Part of what makes these shirts work for hipster purposes, that is, is that they require a certain level of education to understand. You have to have a smattering of Spanish or know a little about the role of smallpox in the colonization of the Americas or have a smidgen of comfort with looking at the bad things white folks have done. Some of the smug satisfaction a hipster would get from these shirts, then, is how much one has to know to understand them.
But therein lies the problem. The shirts are so troubling because they both congratulate their reader for knowing so much and rely on a fundamental lack of understanding of the severity of the events in question.
Raping and pillaging native peoples is not funny, not matter how “ironic” you think you’re being.
Taking native peoples’ land away is not funny, not matter how “ironic” you think you’re being.
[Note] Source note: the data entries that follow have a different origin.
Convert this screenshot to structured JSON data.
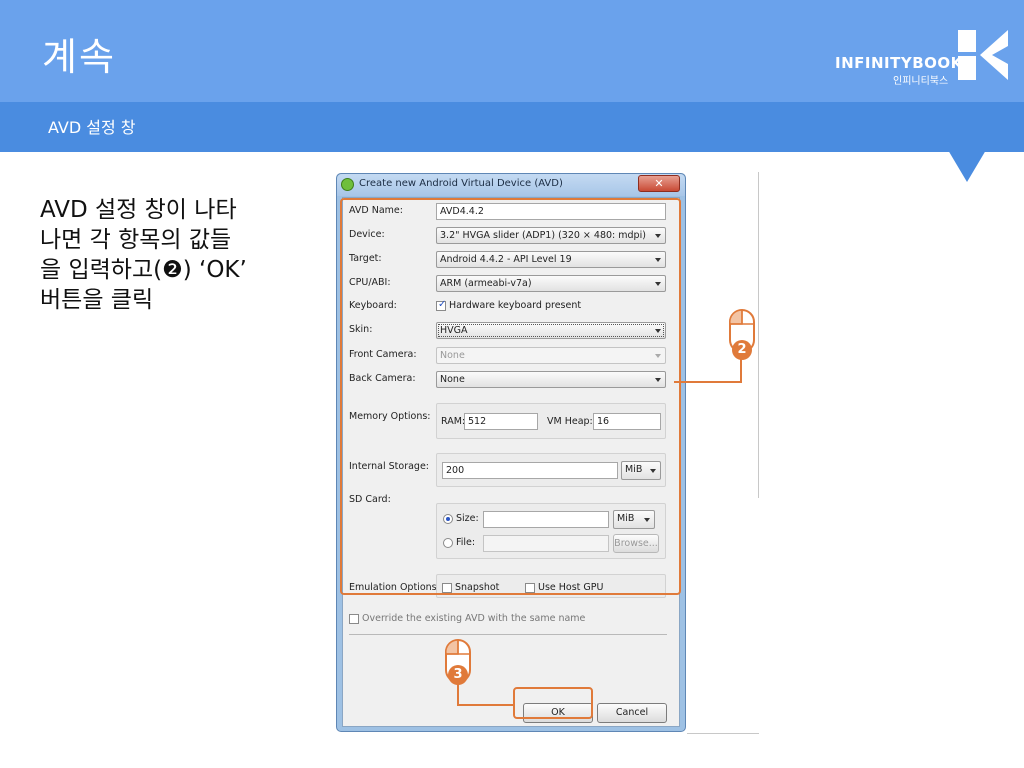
{
  "slide": {
    "title": "계속",
    "subtitle": "AVD 설정 창",
    "brand_name": "INFINITYBOOKS",
    "brand_sub": "인피니티북스",
    "body_line1": "AVD 설정 창이 나타",
    "body_line2": "나면 각 항목의 값들",
    "body_line3_pre": "을 입력하고(",
    "body_line3_badge": "❷",
    "body_line3_post": ") ‘OK’",
    "body_line4": "버튼을 클릭"
  },
  "dialog": {
    "title": "Create new Android Virtual Device (AVD)",
    "close_glyph": "✕",
    "fields": {
      "avd_name": {
        "label": "AVD Name:",
        "value": "AVD4.4.2"
      },
      "device": {
        "label": "Device:",
        "value": "3.2\" HVGA slider (ADP1) (320 × 480: mdpi)"
      },
      "target": {
        "label": "Target:",
        "value": "Android 4.4.2 - API Level 19"
      },
      "cpu_abi": {
        "label": "CPU/ABI:",
        "value": "ARM (armeabi-v7a)"
      },
      "keyboard": {
        "label": "Keyboard:",
        "checkbox_label": "Hardware keyboard present",
        "checked": true
      },
      "skin": {
        "label": "Skin:",
        "value": "HVGA"
      },
      "front_camera": {
        "label": "Front Camera:",
        "value": "None"
      },
      "back_camera": {
        "label": "Back Camera:",
        "value": "None"
      },
      "memory": {
        "label": "Memory Options:",
        "ram_label": "RAM:",
        "ram_value": "512",
        "vm_heap_label": "VM Heap:",
        "vm_heap_value": "16"
      },
      "internal_storage": {
        "label": "Internal Storage:",
        "value": "200",
        "unit": "MiB"
      },
      "sd_card": {
        "label": "SD Card:",
        "size_label": "Size:",
        "size_value": "",
        "size_unit": "MiB",
        "file_label": "File:",
        "file_value": "",
        "browse_label": "Browse..."
      },
      "emulation": {
        "label": "Emulation Options:",
        "snapshot_label": "Snapshot",
        "snapshot_checked": false,
        "host_gpu_label": "Use Host GPU",
        "host_gpu_checked": false
      }
    },
    "override_label": "Override the existing AVD with the same name",
    "override_checked": false,
    "ok_label": "OK",
    "cancel_label": "Cancel"
  },
  "annotations": {
    "step2_badge": "2",
    "step3_badge": "3"
  },
  "colors": {
    "header_blue": "#6aa2ec",
    "subheader_blue": "#4a8ce0",
    "annotation_orange": "#e07a3a"
  }
}
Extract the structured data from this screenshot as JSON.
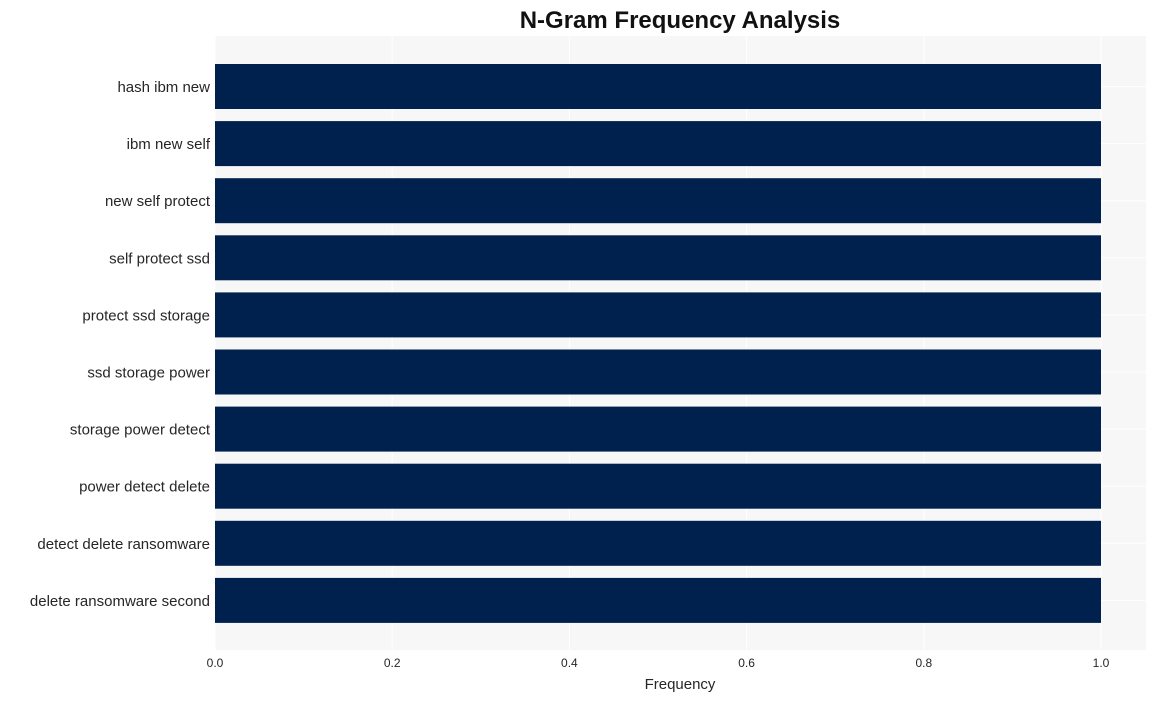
{
  "chart_data": {
    "type": "bar",
    "orientation": "horizontal",
    "title": "N-Gram Frequency Analysis",
    "xlabel": "Frequency",
    "ylabel": "",
    "categories": [
      "hash ibm new",
      "ibm new self",
      "new self protect",
      "self protect ssd",
      "protect ssd storage",
      "ssd storage power",
      "storage power detect",
      "power detect delete",
      "detect delete ransomware",
      "delete ransomware second"
    ],
    "values": [
      1,
      1,
      1,
      1,
      1,
      1,
      1,
      1,
      1,
      1
    ],
    "xlim": [
      0,
      1.05
    ],
    "xticks": [
      0.0,
      0.2,
      0.4,
      0.6,
      0.8,
      1.0
    ],
    "xtick_labels": [
      "0.0",
      "0.2",
      "0.4",
      "0.6",
      "0.8",
      "1.0"
    ],
    "grid": true,
    "legend": "none",
    "colors": {
      "bar": "#00204e",
      "plot_background": "#f7f7f7",
      "grid": "#ffffff"
    }
  }
}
Virtually eradicating the people of a continent with disease, which then facilitates the pillaging and land-taking, is not funny, not matter how “ironic” you think you’re being.
There’s something deeply wrong with reducing these incredible historical injustices and death and mayhem to t-shirt sayings. Indeed, in some sense the hipsters who make and buy these shirts are themselves engaging in a colonialist project through appropriating history as a punchline—now with bonus smug satisfaction at their own intelligence!
Or, perhaps, they’re supporting colonialism by making it a joke, because if it’s just funny we don’t have to deal with it and look hard at how we in the US (and elsewhere, but the buyers and sellers of these shirts are likely primarily United-Statesian) continue to benefit from colonialism, neocolonialism, economic imperialism, etc. down to the present. Making jokes about things imagined to be 500 years in the past seems ok, because it’s bygones and we know better now—but that misses a lot about the basis of the contemporary world.
Perhaps most damningly, the shirts can’t guarantee how they’ll be read. The makers and intended purchasers are doing it with irony, but other people may well take them seriously when they buy them or see them on the street, thus promoting the thing the shirts mean to ever-so-mildly condemn.
Ultimately, then, no matter how you slice it, it’s hipster colonialism, FTL.